(Source records)
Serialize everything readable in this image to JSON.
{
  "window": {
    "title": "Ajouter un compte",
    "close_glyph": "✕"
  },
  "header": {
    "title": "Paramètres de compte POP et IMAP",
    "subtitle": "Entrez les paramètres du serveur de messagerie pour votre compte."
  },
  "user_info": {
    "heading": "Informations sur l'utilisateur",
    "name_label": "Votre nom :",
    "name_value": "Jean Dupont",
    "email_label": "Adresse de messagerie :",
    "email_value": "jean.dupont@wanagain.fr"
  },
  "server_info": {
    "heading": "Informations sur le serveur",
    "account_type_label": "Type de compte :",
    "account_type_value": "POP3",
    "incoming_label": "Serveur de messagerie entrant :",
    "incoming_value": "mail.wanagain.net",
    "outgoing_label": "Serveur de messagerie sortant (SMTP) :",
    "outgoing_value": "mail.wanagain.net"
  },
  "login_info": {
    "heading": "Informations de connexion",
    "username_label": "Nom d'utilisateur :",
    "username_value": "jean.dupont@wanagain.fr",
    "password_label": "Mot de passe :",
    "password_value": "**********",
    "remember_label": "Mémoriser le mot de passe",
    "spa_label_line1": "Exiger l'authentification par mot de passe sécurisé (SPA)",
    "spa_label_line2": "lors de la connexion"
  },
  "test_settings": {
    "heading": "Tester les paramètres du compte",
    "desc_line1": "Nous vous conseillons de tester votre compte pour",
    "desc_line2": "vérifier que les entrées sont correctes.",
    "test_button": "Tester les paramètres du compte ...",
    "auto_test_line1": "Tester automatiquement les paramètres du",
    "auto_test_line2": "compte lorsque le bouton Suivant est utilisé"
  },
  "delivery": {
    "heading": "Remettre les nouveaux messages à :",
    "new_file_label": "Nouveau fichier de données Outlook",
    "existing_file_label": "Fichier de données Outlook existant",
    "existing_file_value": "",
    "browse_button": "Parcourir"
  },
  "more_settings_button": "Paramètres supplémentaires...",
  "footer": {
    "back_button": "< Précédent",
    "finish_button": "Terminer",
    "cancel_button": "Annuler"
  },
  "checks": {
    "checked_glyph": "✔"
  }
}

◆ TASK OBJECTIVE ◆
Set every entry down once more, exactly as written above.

◆ RESPONSE ◆
Serialize everything readable in this image to JSON.
{
  "window": {
    "title": "Ajouter un compte",
    "close_glyph": "✕"
  },
  "header": {
    "title": "Paramètres de compte POP et IMAP",
    "subtitle": "Entrez les paramètres du serveur de messagerie pour votre compte."
  },
  "user_info": {
    "heading": "Informations sur l'utilisateur",
    "name_label": "Votre nom :",
    "name_value": "Jean Dupont",
    "email_label": "Adresse de messagerie :",
    "email_value": "jean.dupont@wanagain.fr"
  },
  "server_info": {
    "heading": "Informations sur le serveur",
    "account_type_label": "Type de compte :",
    "account_type_value": "POP3",
    "incoming_label": "Serveur de messagerie entrant :",
    "incoming_value": "mail.wanagain.net",
    "outgoing_label": "Serveur de messagerie sortant (SMTP) :",
    "outgoing_value": "mail.wanagain.net"
  },
  "login_info": {
    "heading": "Informations de connexion",
    "username_label": "Nom d'utilisateur :",
    "username_value": "jean.dupont@wanagain.fr",
    "password_label": "Mot de passe :",
    "password_value": "**********",
    "remember_label": "Mémoriser le mot de passe",
    "spa_label_line1": "Exiger l'authentification par mot de passe sécurisé (SPA)",
    "spa_label_line2": "lors de la connexion"
  },
  "test_settings": {
    "heading": "Tester les paramètres du compte",
    "desc_line1": "Nous vous conseillons de tester votre compte pour",
    "desc_line2": "vérifier que les entrées sont correctes.",
    "test_button": "Tester les paramètres du compte ...",
    "auto_test_line1": "Tester automatiquement les paramètres du",
    "auto_test_line2": "compte lorsque le bouton Suivant est utilisé"
  },
  "delivery": {
    "heading": "Remettre les nouveaux messages à :",
    "new_file_label": "Nouveau fichier de données Outlook",
    "existing_file_label": "Fichier de données Outlook existant",
    "existing_file_value": "",
    "browse_button": "Parcourir"
  },
  "more_settings_button": "Paramètres supplémentaires...",
  "footer": {
    "back_button": "< Précédent",
    "finish_button": "Terminer",
    "cancel_button": "Annuler"
  },
  "checks": {
    "checked_glyph": "✔"
  }
}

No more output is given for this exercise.